● **Exercise directions**:
Could you write out every record below exactly, leaving the pictures out?

[Page and application data records]
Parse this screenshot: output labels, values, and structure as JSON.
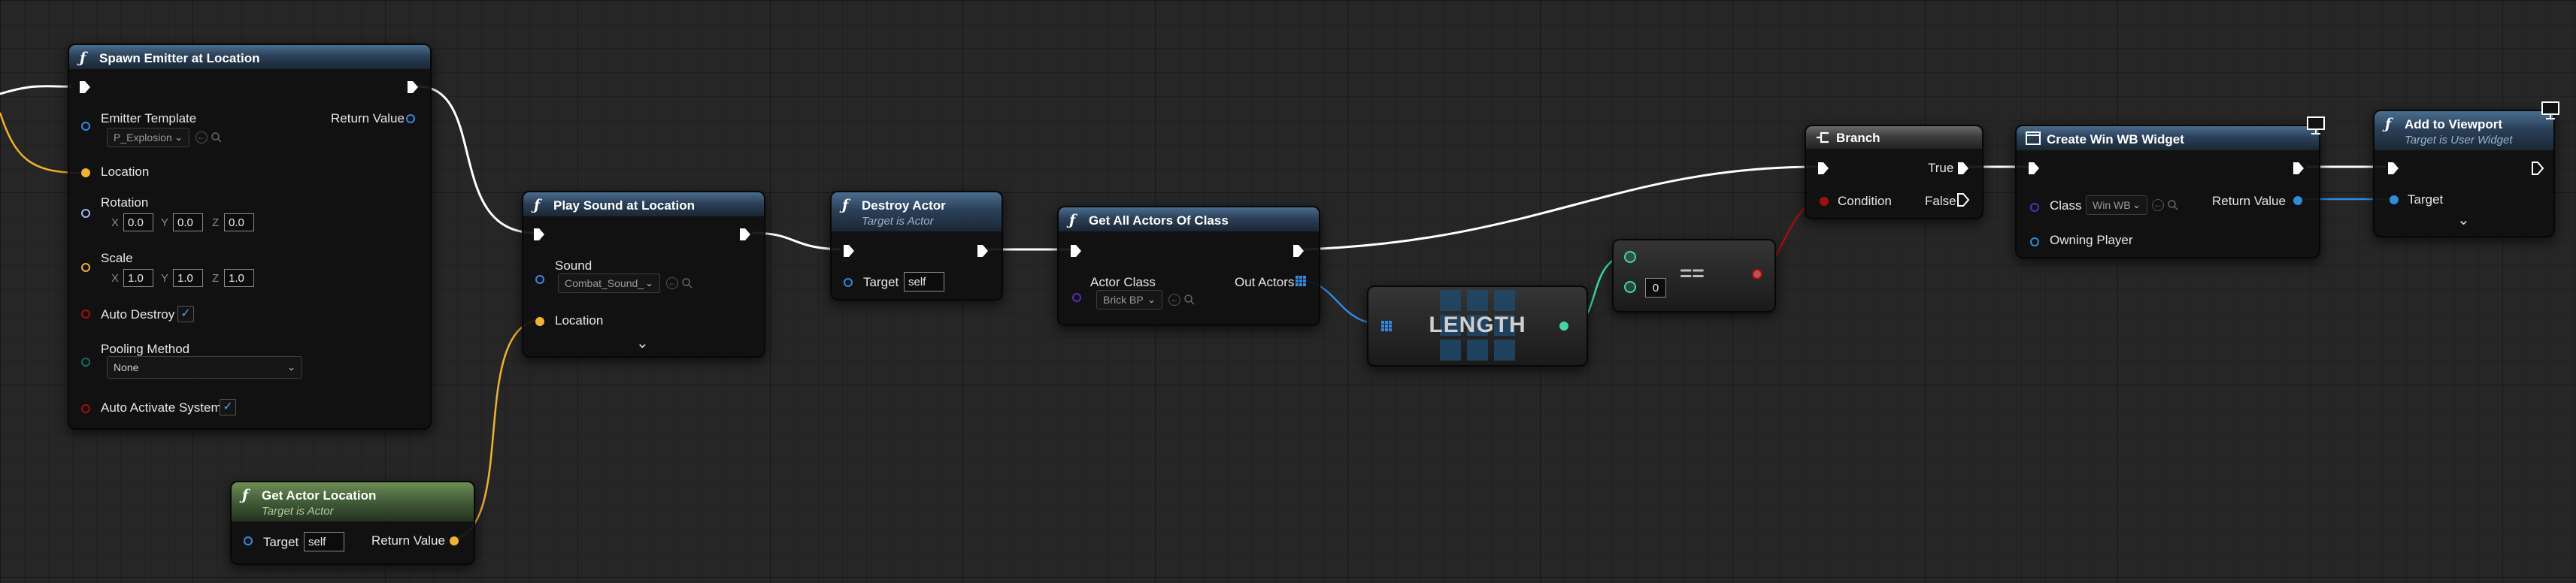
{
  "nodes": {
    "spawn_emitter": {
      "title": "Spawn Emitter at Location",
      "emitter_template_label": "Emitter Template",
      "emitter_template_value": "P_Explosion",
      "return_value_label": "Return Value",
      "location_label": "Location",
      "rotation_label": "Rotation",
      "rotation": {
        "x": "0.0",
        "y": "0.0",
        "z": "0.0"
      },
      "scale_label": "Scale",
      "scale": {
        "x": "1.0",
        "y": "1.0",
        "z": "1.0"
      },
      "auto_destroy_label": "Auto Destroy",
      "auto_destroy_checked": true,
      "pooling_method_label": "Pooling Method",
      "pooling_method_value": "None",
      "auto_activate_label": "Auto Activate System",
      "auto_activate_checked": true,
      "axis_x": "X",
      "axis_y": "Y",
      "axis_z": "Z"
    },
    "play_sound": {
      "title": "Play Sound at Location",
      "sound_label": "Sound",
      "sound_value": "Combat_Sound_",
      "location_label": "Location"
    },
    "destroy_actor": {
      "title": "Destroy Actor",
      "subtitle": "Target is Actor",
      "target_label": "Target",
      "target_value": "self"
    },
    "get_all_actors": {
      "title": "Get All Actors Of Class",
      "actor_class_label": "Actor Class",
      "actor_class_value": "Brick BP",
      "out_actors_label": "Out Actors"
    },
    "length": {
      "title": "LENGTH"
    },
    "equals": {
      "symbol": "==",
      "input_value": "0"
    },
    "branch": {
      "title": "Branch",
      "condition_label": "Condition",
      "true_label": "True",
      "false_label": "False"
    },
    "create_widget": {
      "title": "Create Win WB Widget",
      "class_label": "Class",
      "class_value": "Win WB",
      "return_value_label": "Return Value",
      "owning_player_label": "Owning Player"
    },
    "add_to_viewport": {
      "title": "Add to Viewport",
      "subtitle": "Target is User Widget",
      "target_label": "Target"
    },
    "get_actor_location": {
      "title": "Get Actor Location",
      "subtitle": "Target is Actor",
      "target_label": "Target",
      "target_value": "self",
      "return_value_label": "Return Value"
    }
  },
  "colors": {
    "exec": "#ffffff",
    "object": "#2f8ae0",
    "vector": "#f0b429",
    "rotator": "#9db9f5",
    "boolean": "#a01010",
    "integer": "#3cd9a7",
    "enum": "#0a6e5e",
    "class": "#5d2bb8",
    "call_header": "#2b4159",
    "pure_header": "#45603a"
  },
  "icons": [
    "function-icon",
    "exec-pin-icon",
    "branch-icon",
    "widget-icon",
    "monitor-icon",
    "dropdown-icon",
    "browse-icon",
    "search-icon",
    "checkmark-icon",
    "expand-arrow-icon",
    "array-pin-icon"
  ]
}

● **Response area**:
Parse this screenshot: output labels, values, and structure as JSON.
{
  "nodes": {
    "spawn_emitter": {
      "title": "Spawn Emitter at Location",
      "emitter_template_label": "Emitter Template",
      "emitter_template_value": "P_Explosion",
      "return_value_label": "Return Value",
      "location_label": "Location",
      "rotation_label": "Rotation",
      "rotation": {
        "x": "0.0",
        "y": "0.0",
        "z": "0.0"
      },
      "scale_label": "Scale",
      "scale": {
        "x": "1.0",
        "y": "1.0",
        "z": "1.0"
      },
      "auto_destroy_label": "Auto Destroy",
      "auto_destroy_checked": true,
      "pooling_method_label": "Pooling Method",
      "pooling_method_value": "None",
      "auto_activate_label": "Auto Activate System",
      "auto_activate_checked": true,
      "axis_x": "X",
      "axis_y": "Y",
      "axis_z": "Z"
    },
    "play_sound": {
      "title": "Play Sound at Location",
      "sound_label": "Sound",
      "sound_value": "Combat_Sound_",
      "location_label": "Location"
    },
    "destroy_actor": {
      "title": "Destroy Actor",
      "subtitle": "Target is Actor",
      "target_label": "Target",
      "target_value": "self"
    },
    "get_all_actors": {
      "title": "Get All Actors Of Class",
      "actor_class_label": "Actor Class",
      "actor_class_value": "Brick BP",
      "out_actors_label": "Out Actors"
    },
    "length": {
      "title": "LENGTH"
    },
    "equals": {
      "symbol": "==",
      "input_value": "0"
    },
    "branch": {
      "title": "Branch",
      "condition_label": "Condition",
      "true_label": "True",
      "false_label": "False"
    },
    "create_widget": {
      "title": "Create Win WB Widget",
      "class_label": "Class",
      "class_value": "Win WB",
      "return_value_label": "Return Value",
      "owning_player_label": "Owning Player"
    },
    "add_to_viewport": {
      "title": "Add to Viewport",
      "subtitle": "Target is User Widget",
      "target_label": "Target"
    },
    "get_actor_location": {
      "title": "Get Actor Location",
      "subtitle": "Target is Actor",
      "target_label": "Target",
      "target_value": "self",
      "return_value_label": "Return Value"
    }
  },
  "colors": {
    "exec": "#ffffff",
    "object": "#2f8ae0",
    "vector": "#f0b429",
    "rotator": "#9db9f5",
    "boolean": "#a01010",
    "integer": "#3cd9a7",
    "enum": "#0a6e5e",
    "class": "#5d2bb8",
    "call_header": "#2b4159",
    "pure_header": "#45603a"
  },
  "icons": [
    "function-icon",
    "exec-pin-icon",
    "branch-icon",
    "widget-icon",
    "monitor-icon",
    "dropdown-icon",
    "browse-icon",
    "search-icon",
    "checkmark-icon",
    "expand-arrow-icon",
    "array-pin-icon"
  ]
}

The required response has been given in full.